The -sn parameter is requesting nmap to scan the subnet for hosts that are alive.

nmapscan

With the nmap scan we get back 8 hosts that are alive on the network vs the 7 reported by fping. That extra host is 10.142.111.213 but why? Let us take a closer look at what fping is doing vs nmap using the -sn parameter.

fping will first send out arp requests for each host on the subnet it is scanning. If a host replies to the arp request with its MAC address fping will then take that IP address and send an ICMP echo request message to it (ping).

arpcapture

Shown above are the arp request and the arp reply. Next the fping tool sends an ICMP echo request to 10.142.111.213. But if you look at the capture there is no response found! This host has probably been set up to not respond to ICMP messages.

icmpnoresponse

If you compare this to one of the hosts that did reply the output would look like this with an echo request and an echo reply.

normalreply

So the reason that fping does not show the 10.142.111.213 in its scan results is down to the fact that the host is configured not to respond to the ICMP ping request which is perfectly normal and is a good security practice.

On the other hand, nmap reported it to be alive this is because the nmap -sn scan only sends arp requests out and if a host replies to it with its MAC address nmap marks that host to be alive.

As mentioned earlier nmap is a powerful tool. Let us look at what other scans it can do. Now we know what hosts are alive on the network but that is all we know which lets face it isn’t that much. To see what services (daemons) are running on these hosts we can run another command using nmap.

The command is #>nmap -sS 10.142.111.0/24

The -sS parameter is telling nmap to perform a TCP SYN scan which is a stealthier scan because it does not complete a TCP 3-way handshake. When a client wants to communicate with a web server, for example, it first completes a TCP 3-way handshake and then it will start exchanging data. This is usually logged by the web server daemon that a new connection has been made which is bad news for us as it might alert a sysadmin that someone is scanning their network.

A TCP 3-way handshake looks like this.

TCP3WAY

When running the TCP SYN scan instead of completing the 3-way handshake nmap will send an RST message in reply to the servers SYN/ACK message as shown below.
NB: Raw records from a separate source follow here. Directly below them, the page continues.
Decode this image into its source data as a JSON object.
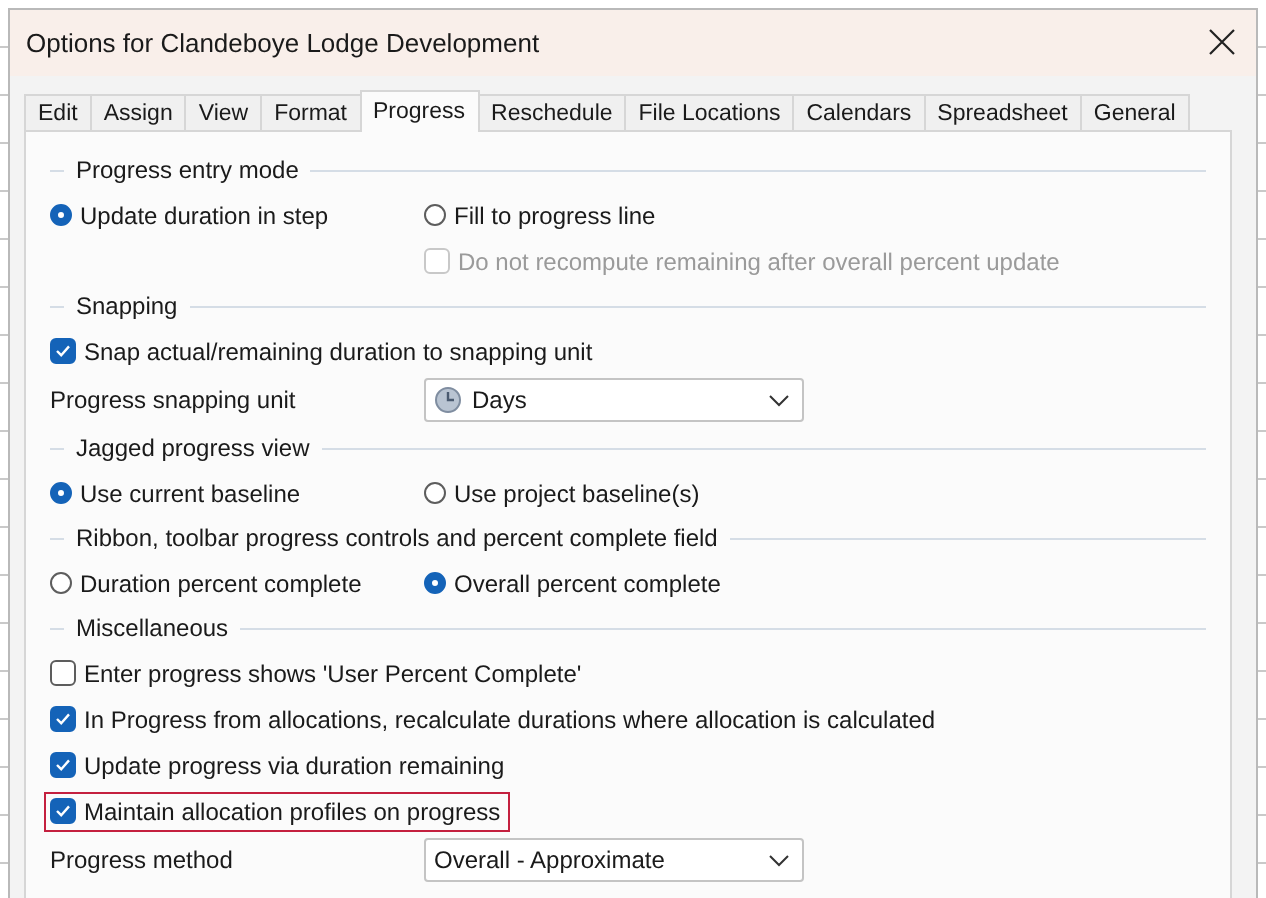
{
  "window": {
    "title": "Options for Clandeboye Lodge Development"
  },
  "tabs": [
    {
      "label": "Edit",
      "selected": false
    },
    {
      "label": "Assign",
      "selected": false
    },
    {
      "label": "View",
      "selected": false
    },
    {
      "label": "Format",
      "selected": false
    },
    {
      "label": "Progress",
      "selected": true
    },
    {
      "label": "Reschedule",
      "selected": false
    },
    {
      "label": "File Locations",
      "selected": false
    },
    {
      "label": "Calendars",
      "selected": false
    },
    {
      "label": "Spreadsheet",
      "selected": false
    },
    {
      "label": "General",
      "selected": false
    }
  ],
  "sections": [
    {
      "title": "Progress entry mode",
      "rows": [
        {
          "kind": "radios",
          "options": [
            {
              "label": "Update duration in step",
              "selected": true
            },
            {
              "label": "Fill to progress line",
              "selected": false
            }
          ]
        },
        {
          "kind": "subcheckbox",
          "label": "Do not recompute remaining after overall percent update",
          "checked": false,
          "disabled": true
        }
      ]
    },
    {
      "title": "Snapping",
      "rows": [
        {
          "kind": "checkbox",
          "label": "Snap actual/remaining duration to snapping unit",
          "checked": true,
          "highlighted": false
        },
        {
          "kind": "unitdropdown",
          "label": "Progress snapping unit",
          "value": "Days"
        }
      ]
    },
    {
      "title": "Jagged progress view",
      "rows": [
        {
          "kind": "radios",
          "options": [
            {
              "label": "Use current baseline",
              "selected": true
            },
            {
              "label": "Use project baseline(s)",
              "selected": false
            }
          ]
        }
      ]
    },
    {
      "title": "Ribbon, toolbar progress controls and percent complete field",
      "rows": [
        {
          "kind": "radios",
          "options": [
            {
              "label": "Duration percent complete",
              "selected": false
            },
            {
              "label": "Overall percent complete",
              "selected": true
            }
          ]
        }
      ]
    },
    {
      "title": "Miscellaneous",
      "rows": [
        {
          "kind": "checkbox",
          "label": "Enter progress shows 'User Percent Complete'",
          "checked": false,
          "highlighted": false
        },
        {
          "kind": "checkbox",
          "label": "In Progress from allocations, recalculate durations where allocation is calculated",
          "checked": true,
          "highlighted": false
        },
        {
          "kind": "checkbox",
          "label": "Update progress via duration remaining",
          "checked": true,
          "highlighted": false
        },
        {
          "kind": "checkbox",
          "label": "Maintain allocation profiles on progress",
          "checked": true,
          "highlighted": true
        },
        {
          "kind": "dropdown",
          "label": "Progress method",
          "value": "Overall - Approximate"
        }
      ]
    }
  ]
}
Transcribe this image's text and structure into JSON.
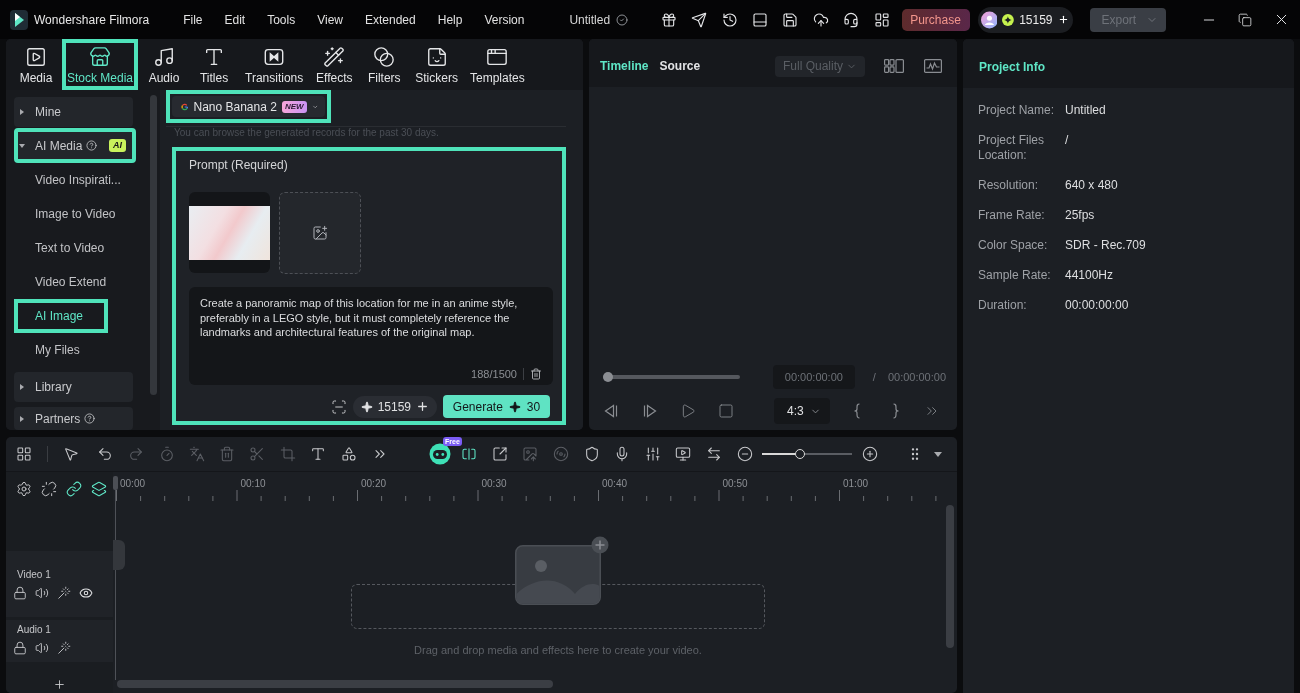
{
  "app": {
    "name": "Wondershare Filmora"
  },
  "menu": [
    "File",
    "Edit",
    "Tools",
    "View",
    "Extended",
    "Help",
    "Version"
  ],
  "project_title": "Untitled",
  "account": {
    "purchase": "Purchase",
    "credits": "15159"
  },
  "export": {
    "label": "Export",
    "disabled": true
  },
  "media_tabs": [
    {
      "label": "Media",
      "selected": false,
      "highlighted": false
    },
    {
      "label": "Stock Media",
      "selected": true,
      "highlighted": true
    },
    {
      "label": "Audio",
      "selected": false,
      "highlighted": false
    },
    {
      "label": "Titles",
      "selected": false,
      "highlighted": false
    },
    {
      "label": "Transitions",
      "selected": false,
      "highlighted": false
    },
    {
      "label": "Effects",
      "selected": false,
      "highlighted": false
    },
    {
      "label": "Filters",
      "selected": false,
      "highlighted": false
    },
    {
      "label": "Stickers",
      "selected": false,
      "highlighted": false
    },
    {
      "label": "Templates",
      "selected": false,
      "highlighted": false
    }
  ],
  "sidebar": [
    {
      "label": "Mine",
      "expanded": false,
      "highlighted": false,
      "help": false
    },
    {
      "label": "AI Media",
      "expanded": true,
      "highlighted": true,
      "help": true,
      "badge": "AI",
      "children": [
        {
          "label": "Video Inspirati...",
          "selected": false,
          "highlighted": false
        },
        {
          "label": "Image to Video",
          "selected": false,
          "highlighted": false
        },
        {
          "label": "Text to Video",
          "selected": false,
          "highlighted": false
        },
        {
          "label": "Video Extend",
          "selected": false,
          "highlighted": false
        },
        {
          "label": "AI Image",
          "selected": true,
          "highlighted": true
        },
        {
          "label": "My Files",
          "selected": false,
          "highlighted": false
        }
      ]
    },
    {
      "label": "Library",
      "expanded": false,
      "highlighted": false,
      "help": false
    },
    {
      "label": "Partners",
      "expanded": false,
      "highlighted": false,
      "help": true
    }
  ],
  "model_select": {
    "label": "Nano Banana 2",
    "badge": "NEW",
    "highlighted": true
  },
  "history_note": "You can browse the generated records for the past 30 days.",
  "prompt": {
    "title": "Prompt (Required)",
    "highlighted": true,
    "value": "Create a panoramic map of this location for me in an anime style, preferably in a LEGO style, but it must completely reference the landmarks and architectural features of the original map.",
    "count": "188/1500",
    "credits": "15159",
    "generate": {
      "label": "Generate",
      "cost": "30"
    }
  },
  "preview": {
    "tabs": [
      {
        "label": "Timeline",
        "selected": true
      },
      {
        "label": "Source",
        "selected": false
      }
    ],
    "quality": {
      "label": "Full Quality",
      "disabled": true
    },
    "playback": {
      "level": 0
    },
    "current_time": "00:00:00:00",
    "separator": "/",
    "total_time": "00:00:00:00",
    "aspect_ratio": "4:3"
  },
  "project_info": {
    "title": "Project Info",
    "rows": [
      {
        "label": "Project Name:",
        "value": "Untitled"
      },
      {
        "label": "Project Files Location:",
        "value": "/"
      },
      {
        "label": "Resolution:",
        "value": "640 x 480"
      },
      {
        "label": "Frame Rate:",
        "value": "25fps"
      },
      {
        "label": "Color Space:",
        "value": "SDR - Rec.709"
      },
      {
        "label": "Sample Rate:",
        "value": "44100Hz"
      },
      {
        "label": "Duration:",
        "value": "00:00:00:00"
      }
    ]
  },
  "timeline": {
    "ai_badge": "Free",
    "zoom": {
      "level": 0.41
    },
    "ruler": [
      "00:00",
      "00:10",
      "00:20",
      "00:30",
      "00:40",
      "00:50",
      "01:00"
    ],
    "tracks": [
      {
        "name": "Video 1",
        "kind": "video"
      },
      {
        "name": "Audio 1",
        "kind": "audio"
      }
    ],
    "drop_hint": "Drag and drop media and effects here to create your video."
  }
}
This stops the connection completing and also from the web server daemon logging the connection.

TCPRST

The result of the nmap TCP SYN scan is shown below. It goes through each IP address and sends a SYN message to each well-known port to see if the server will reply with a SYN/ACKĀ  message meaning that the port is open or a RST/ACK message meaning that the port is closed. For the IP of 10.142.11.1 ports 22, 53 and 80 are all open.

nmap_sS_scan

That is it for now. I’ll go through more of the capabilities of nmap such as OS fingerprinting in my next post.